Page and application data records
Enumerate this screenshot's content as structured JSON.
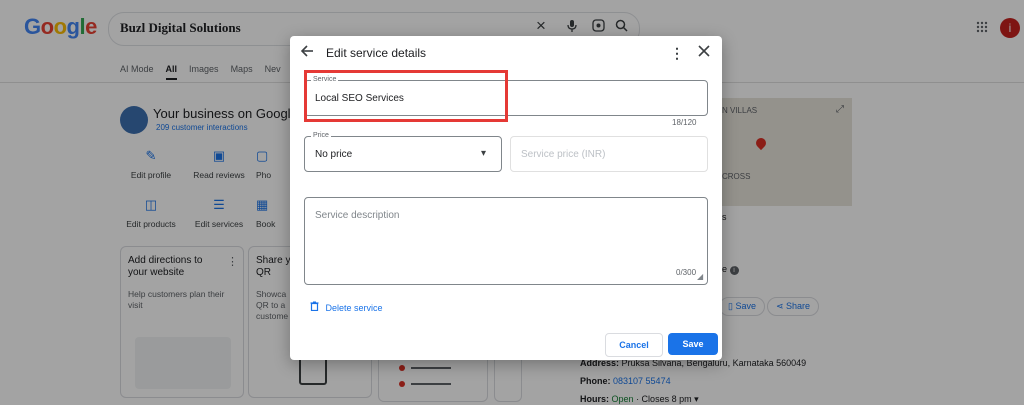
{
  "header": {
    "logo_letters": [
      {
        "ch": "G",
        "color": "#4285F4"
      },
      {
        "ch": "o",
        "color": "#EA4335"
      },
      {
        "ch": "o",
        "color": "#FBBC05"
      },
      {
        "ch": "g",
        "color": "#4285F4"
      },
      {
        "ch": "l",
        "color": "#34A853"
      },
      {
        "ch": "e",
        "color": "#EA4335"
      }
    ],
    "search_query": "Buzl Digital Solutions",
    "clear_icon": "×",
    "mic_icon": "🎤",
    "lens_icon": "◉",
    "search_icon": "⌕",
    "apps_icon": "⋮⋮⋮",
    "avatar_letter": "i"
  },
  "tabs": {
    "items": [
      "AI Mode",
      "All",
      "Images",
      "Maps",
      "Nev"
    ],
    "active": "All"
  },
  "business": {
    "title": "Your business on Google",
    "interactions": "209 customer interactions",
    "actions_row1": [
      "Edit profile",
      "Read reviews",
      "Pho"
    ],
    "actions_row2": [
      "Edit products",
      "Edit services",
      "Book"
    ],
    "card1_title": "Add directions to your website",
    "card1_body": "Help customers plan their visit",
    "card2_title": "Share y QR",
    "card2_body": "Showca QR to a custome"
  },
  "map": {
    "label_villas": "N VILLAS",
    "label_cross": "CROSS"
  },
  "info": {
    "save_label": "Save",
    "share_label": "Share",
    "address_label": "Address:",
    "address_value": "Pruksa Silvana, Bengaluru, Karnataka 560049",
    "phone_label": "Phone:",
    "phone_value": "083107 55474",
    "hours_label": "Hours:",
    "hours_open": "Open",
    "hours_close": "· Closes 8 pm ▾",
    "partial_e": "e"
  },
  "dialog": {
    "title": "Edit service details",
    "service_label": "Service",
    "service_value": "Local SEO Services",
    "service_counter": "18/120",
    "price_label": "Price",
    "price_value": "No price",
    "price_dropdown_icon": "▾",
    "price_amount_placeholder": "Service price (INR)",
    "description_placeholder": "Service description",
    "description_counter": "0/300",
    "delete_label": "Delete service",
    "cancel_label": "Cancel",
    "save_label": "Save"
  },
  "colors": {
    "accent": "#1a73e8",
    "highlight": "#e53935"
  }
}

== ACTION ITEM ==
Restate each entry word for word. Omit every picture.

== WRITTEN SOLUTION ==
Enumerate this screenshot's content as structured JSON.
{
  "header": {
    "logo_letters": [
      {
        "ch": "G",
        "color": "#4285F4"
      },
      {
        "ch": "o",
        "color": "#EA4335"
      },
      {
        "ch": "o",
        "color": "#FBBC05"
      },
      {
        "ch": "g",
        "color": "#4285F4"
      },
      {
        "ch": "l",
        "color": "#34A853"
      },
      {
        "ch": "e",
        "color": "#EA4335"
      }
    ],
    "search_query": "Buzl Digital Solutions",
    "clear_icon": "×",
    "mic_icon": "🎤",
    "lens_icon": "◉",
    "search_icon": "⌕",
    "apps_icon": "⋮⋮⋮",
    "avatar_letter": "i"
  },
  "tabs": {
    "items": [
      "AI Mode",
      "All",
      "Images",
      "Maps",
      "Nev"
    ],
    "active": "All"
  },
  "business": {
    "title": "Your business on Google",
    "interactions": "209 customer interactions",
    "actions_row1": [
      "Edit profile",
      "Read reviews",
      "Pho"
    ],
    "actions_row2": [
      "Edit products",
      "Edit services",
      "Book"
    ],
    "card1_title": "Add directions to your website",
    "card1_body": "Help customers plan their visit",
    "card2_title": "Share y QR",
    "card2_body": "Showca QR to a custome"
  },
  "map": {
    "label_villas": "N VILLAS",
    "label_cross": "CROSS"
  },
  "info": {
    "save_label": "Save",
    "share_label": "Share",
    "address_label": "Address:",
    "address_value": "Pruksa Silvana, Bengaluru, Karnataka 560049",
    "phone_label": "Phone:",
    "phone_value": "083107 55474",
    "hours_label": "Hours:",
    "hours_open": "Open",
    "hours_close": "· Closes 8 pm ▾",
    "partial_e": "e"
  },
  "dialog": {
    "title": "Edit service details",
    "service_label": "Service",
    "service_value": "Local SEO Services",
    "service_counter": "18/120",
    "price_label": "Price",
    "price_value": "No price",
    "price_dropdown_icon": "▾",
    "price_amount_placeholder": "Service price (INR)",
    "description_placeholder": "Service description",
    "description_counter": "0/300",
    "delete_label": "Delete service",
    "cancel_label": "Cancel",
    "save_label": "Save"
  },
  "colors": {
    "accent": "#1a73e8",
    "highlight": "#e53935"
  }
}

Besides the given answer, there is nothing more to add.